    • When planning for a new information system or an upgrade to an existing system, determine whether the system will contain or provide access to Laboratory records.
    • Contact the Archives and Records Office (ARO) to determine the correct records retention schedule which establishes how long the records must be kept.
    • The information systems owner(s), in consultation with Berkeley Lab IT's Business Systems Department, should develop a schedule to migrate records to new hardware, software, or other media to ensure that records will be accessible, retrievable, readable, and preserved throughout their retention period. 
    • The following are some factors to consider when developing a migration plan and schedule:
      • The frequency with which the records will need to be accessed. Inactive records that will be accessed infrequently may be migrated to less accessible media, such as digital tape or microfilm, for archival preservation.
      • The media on which the records will be stored; the hardware software, and/or equipment that will be required to access the records; and the cost-effectiveness of continuously upgrading them.
      • Transferring records to a platform-independent, non-proprietary format, as a cost-effective alternative to continuously upgrading system hardware and software.
      • The volume of records that may be generated over the life of the system, and their required retention period and how these factors will affect the cost-effectiveness of the various options for migrating them.
      • The frequency with which records will need to be migrated to ensure their preservation.
      • How migrated record information will be authenticated to ensure that the information does not change and that the original records are not altered.
      • Implement the migration plan and update as appropriate in response to changes in technology and other factors.
         

Local Repositories

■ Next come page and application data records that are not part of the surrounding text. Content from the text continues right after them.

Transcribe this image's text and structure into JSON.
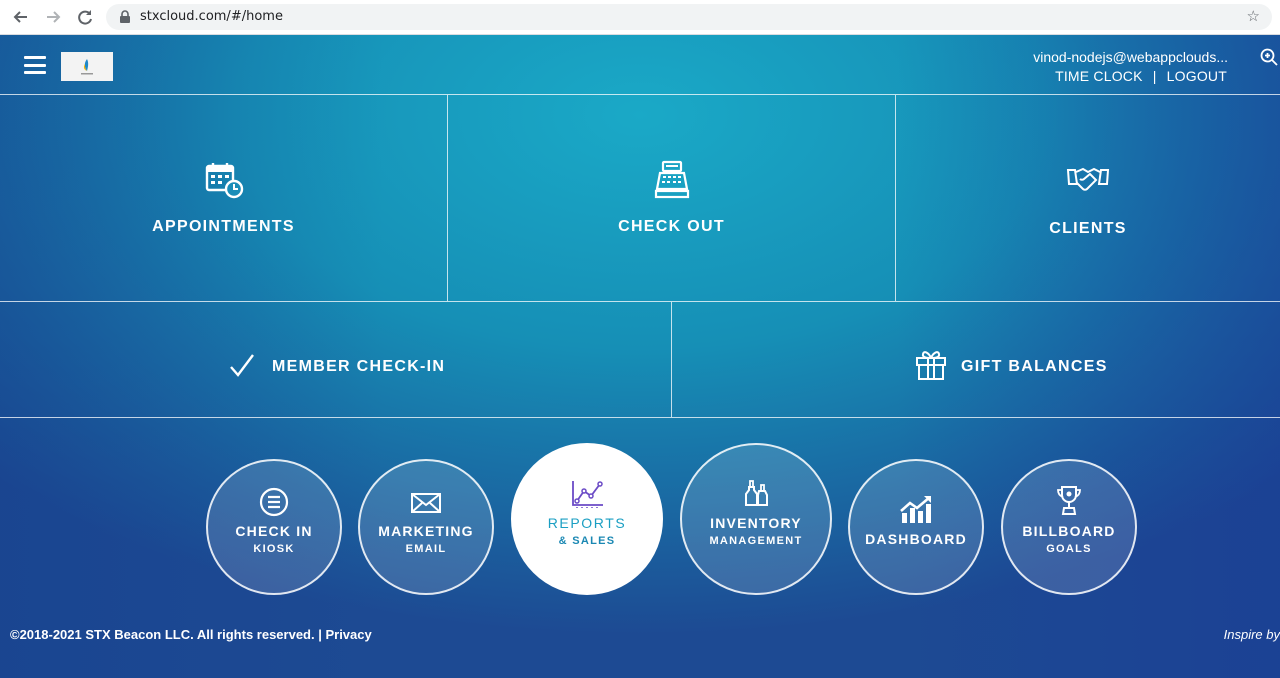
{
  "browser": {
    "url": "stxcloud.com/#/home",
    "icons": [
      "back-arrow-icon",
      "forward-arrow-icon",
      "reload-icon",
      "lock-icon",
      "star-icon"
    ]
  },
  "header": {
    "user_email": "vinod-nodejs@webappclouds...",
    "time_clock": "TIME CLOCK",
    "separator": "|",
    "logout": "LOGOUT"
  },
  "tiles": {
    "appointments": "APPOINTMENTS",
    "checkout": "CHECK OUT",
    "clients": "CLIENTS",
    "member_checkin": "MEMBER CHECK-IN",
    "gift_balances": "GIFT BALANCES"
  },
  "circles": {
    "checkin": {
      "main": "CHECK IN",
      "sub": "KIOSK"
    },
    "marketing": {
      "main": "MARKETING",
      "sub": "EMAIL"
    },
    "reports": {
      "main": "REPORTS",
      "sub": "& SALES"
    },
    "inventory": {
      "main": "INVENTORY",
      "sub": "MANAGEMENT"
    },
    "dashboard": {
      "main": "DASHBOARD"
    },
    "billboard": {
      "main": "BILLBOARD",
      "sub": "GOALS"
    }
  },
  "footer": {
    "copyright": "©2018-2021 STX Beacon LLC. All rights reserved. | Privacy",
    "tagline": "Inspire by"
  },
  "colors": {
    "accent": "#1aa9c7",
    "deep_blue": "#1d4a93",
    "active_circle_text": "#1b88b3"
  }
}
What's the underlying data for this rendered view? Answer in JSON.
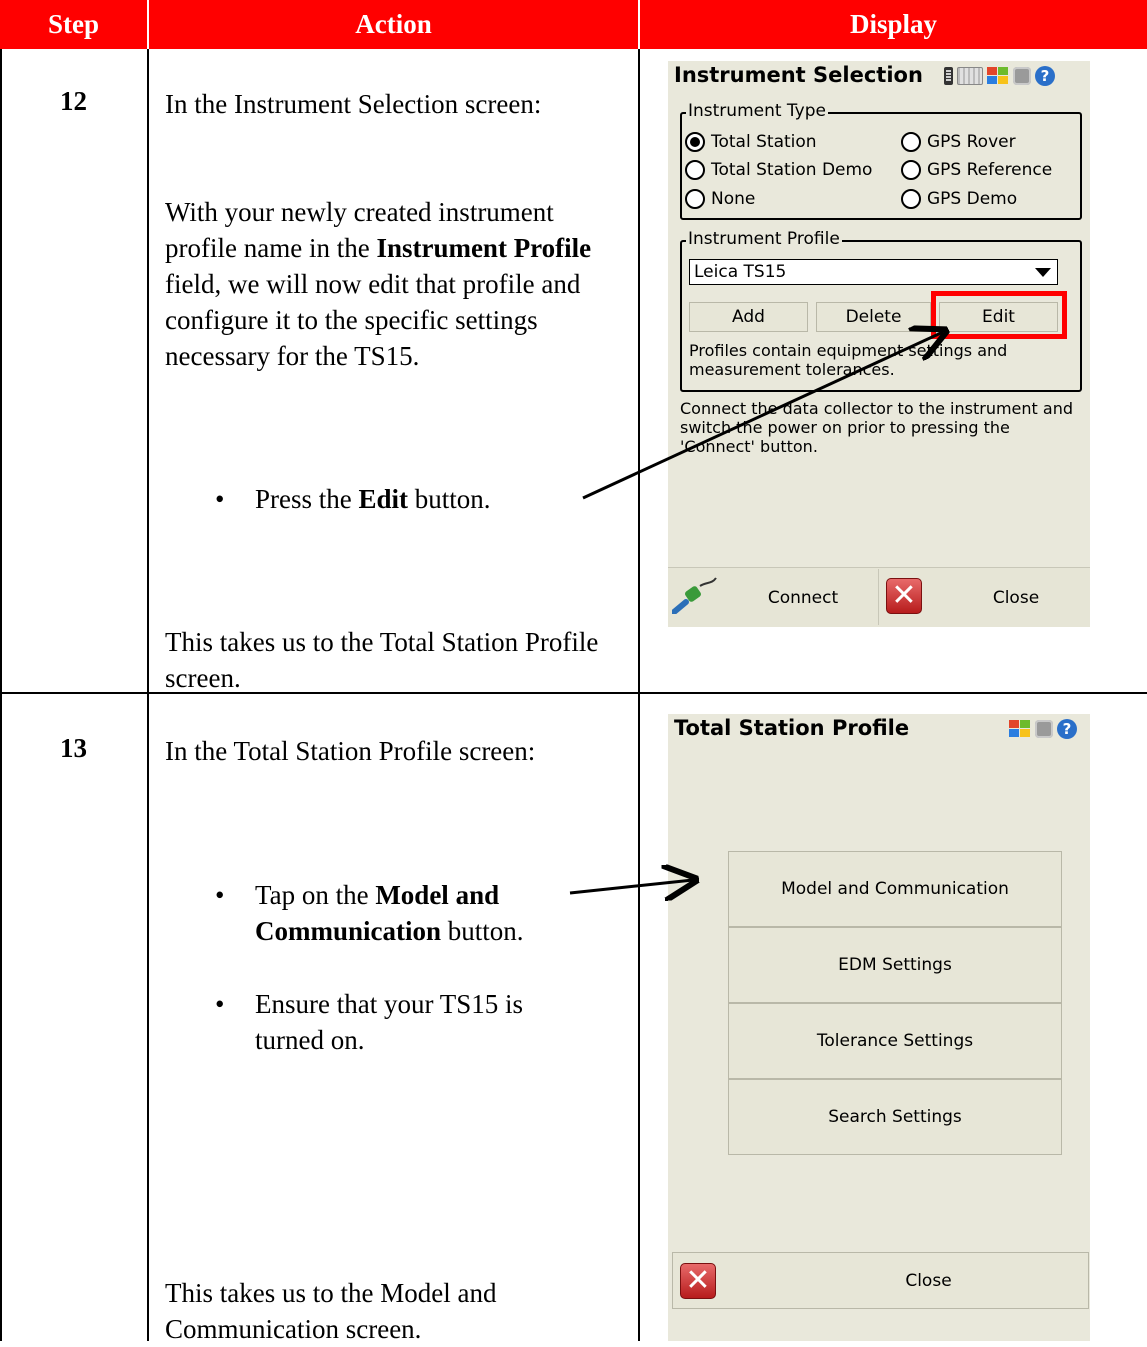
{
  "table": {
    "headers": {
      "step": "Step",
      "action": "Action",
      "display": "Display"
    }
  },
  "steps": [
    {
      "number": "12",
      "intro": "In the Instrument Selection screen:",
      "para_pre": "With your newly created instrument profile name in the ",
      "para_bold": "Instrument Profile",
      "para_post": " field, we will now edit that profile and configure it to the specific settings necessary for the TS15.",
      "bullet_pre": "Press the ",
      "bullet_bold": "Edit",
      "bullet_post": " button.",
      "outro": "This takes us to the Total Station Profile screen."
    },
    {
      "number": "13",
      "intro": "In the Total Station Profile screen:",
      "bullet1_pre": "Tap on the ",
      "bullet1_bold": "Model and Communication",
      "bullet1_post": " button.",
      "bullet2": "Ensure that your TS15 is turned on.",
      "outro": "This takes us to the Model and Communication screen."
    }
  ],
  "screen_instrument": {
    "title": "Instrument Selection",
    "type_legend": "Instrument Type",
    "radios": [
      {
        "label": "Total Station",
        "checked": true
      },
      {
        "label": "GPS Rover",
        "checked": false
      },
      {
        "label": "Total Station Demo",
        "checked": false
      },
      {
        "label": "GPS Reference",
        "checked": false
      },
      {
        "label": "None",
        "checked": false
      },
      {
        "label": "GPS Demo",
        "checked": false
      }
    ],
    "profile_legend": "Instrument Profile",
    "profile_value": "Leica TS15",
    "add": "Add",
    "delete": "Delete",
    "edit": "Edit",
    "profiles_note": "Profiles contain equipment settings and measurement tolerances.",
    "connect_note": "Connect the data collector to the instrument and switch the power on prior to pressing the 'Connect' button.",
    "connect": "Connect",
    "close": "Close",
    "highlight_color": "#ff0000"
  },
  "screen_profile": {
    "title": "Total Station Profile",
    "buttons": [
      "Model and Communication",
      "EDM Settings",
      "Tolerance Settings",
      "Search Settings"
    ],
    "close": "Close"
  },
  "icons": [
    "battery-icon",
    "keyboard-icon",
    "windows-start-icon",
    "grid-icon",
    "help-icon",
    "connect-cable-icon",
    "close-x-icon"
  ]
}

Without a Laboratory-wide electronic records management application, electronic records received, created and maintained in local repositories (such as workstation desktop filing systems or network servers), should be output to paper and filed in existing paper-based recordkeeping systems, or output to microfilm.  If this is not feasible, there are steps that the individual employee can take in the interim to help better protect these records:

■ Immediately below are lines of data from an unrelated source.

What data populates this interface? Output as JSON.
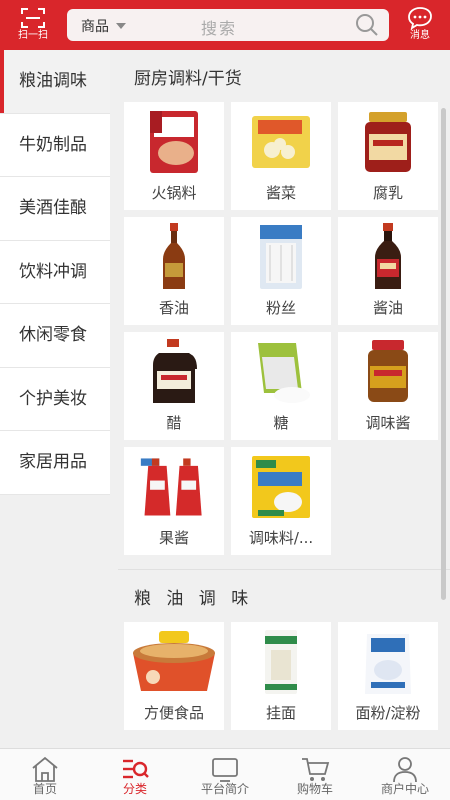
{
  "header": {
    "scan_label": "扫一扫",
    "search_category": "商品",
    "search_placeholder": "搜索",
    "message_label": "消息"
  },
  "sidebar": {
    "items": [
      {
        "label": "粮油调味",
        "active": true
      },
      {
        "label": "牛奶制品"
      },
      {
        "label": "美酒佳酿"
      },
      {
        "label": "饮料冲调"
      },
      {
        "label": "休闲零食"
      },
      {
        "label": "个护美妆"
      },
      {
        "label": "家居用品"
      }
    ]
  },
  "sections": [
    {
      "title": "厨房调料/干货",
      "items": [
        {
          "name": "火锅料",
          "icon": "hotpot-package-icon",
          "color": "#c8282e"
        },
        {
          "name": "酱菜",
          "icon": "pickles-package-icon",
          "color": "#e8c23a"
        },
        {
          "name": "腐乳",
          "icon": "fermented-tofu-jar-icon",
          "color": "#b8261f"
        },
        {
          "name": "香油",
          "icon": "sesame-oil-bottle-icon",
          "color": "#8a3b12"
        },
        {
          "name": "粉丝",
          "icon": "vermicelli-package-icon",
          "color": "#3a7cc4"
        },
        {
          "name": "酱油",
          "icon": "soy-sauce-bottle-icon",
          "color": "#3a1d12"
        },
        {
          "name": "醋",
          "icon": "vinegar-jug-icon",
          "color": "#2a1a14"
        },
        {
          "name": "糖",
          "icon": "sugar-bag-icon",
          "color": "#9dc13d"
        },
        {
          "name": "调味酱",
          "icon": "seasoning-sauce-jar-icon",
          "color": "#d6a01d"
        },
        {
          "name": "果酱",
          "icon": "ketchup-pouch-icon",
          "color": "#d42a2a"
        },
        {
          "name": "调味料/...",
          "icon": "seasoning-pack-icon",
          "color": "#f2c81c"
        }
      ]
    },
    {
      "title": "粮 油 调 味",
      "items": [
        {
          "name": "方便食品",
          "icon": "instant-noodle-icon",
          "color": "#e0512a"
        },
        {
          "name": "挂面",
          "icon": "dried-noodle-package-icon",
          "color": "#2f8c4a"
        },
        {
          "name": "面粉/淀粉",
          "icon": "flour-bag-icon",
          "color": "#2f6fb8"
        }
      ]
    }
  ],
  "bottom_nav": [
    {
      "label": "首页",
      "icon": "home-icon"
    },
    {
      "label": "分类",
      "icon": "category-icon",
      "active": true
    },
    {
      "label": "平台简介",
      "icon": "platform-intro-icon"
    },
    {
      "label": "购物车",
      "icon": "cart-icon"
    },
    {
      "label": "商户中心",
      "icon": "merchant-center-icon"
    }
  ],
  "colors": {
    "accent": "#d9262b",
    "background": "#f0f0f0"
  }
}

    • Declare a record
      • When electronic documents (Microsoft Word files, spreadsheets, Microsoft PowerPoint slides, database reports) are finalized, submitted, used in a transaction, or otherwise meet the definition of a record, employees need to identify that document as a record.
         
    • Save records to the network
      • Save electronic records with standardized titles that are meaningful and use corporate language and business terminology. 
      • Include details such as the author and subject of the document, version number, date, type of document, etc. 
      • Save electronic records to your network directory (which is regularly backed up).  Only maintain electronic documents on your workstation.
         
    • Directory structures
      • Set up file directories (on the workstation and network) that mirror the employee's business functions and activities, or the relevant records retention schedule. 
      • File records documenting similar functions/activities together. 
         
    • Retention and preservation
      • Retention must be in compliance with the Department of Energy and National Archives records retention schedules in effect at LBNL (contact ARO for guidance).
      • Ensure that the records are maintained as long as the records schedule(s) require.

 

Given the limitations of workstations and network servers, the above steps only provide interim protection for electronic records maintained in local repositories until the records can either be output to paper or microfilm, or deposited in a Laboratory-wide electronic records management application.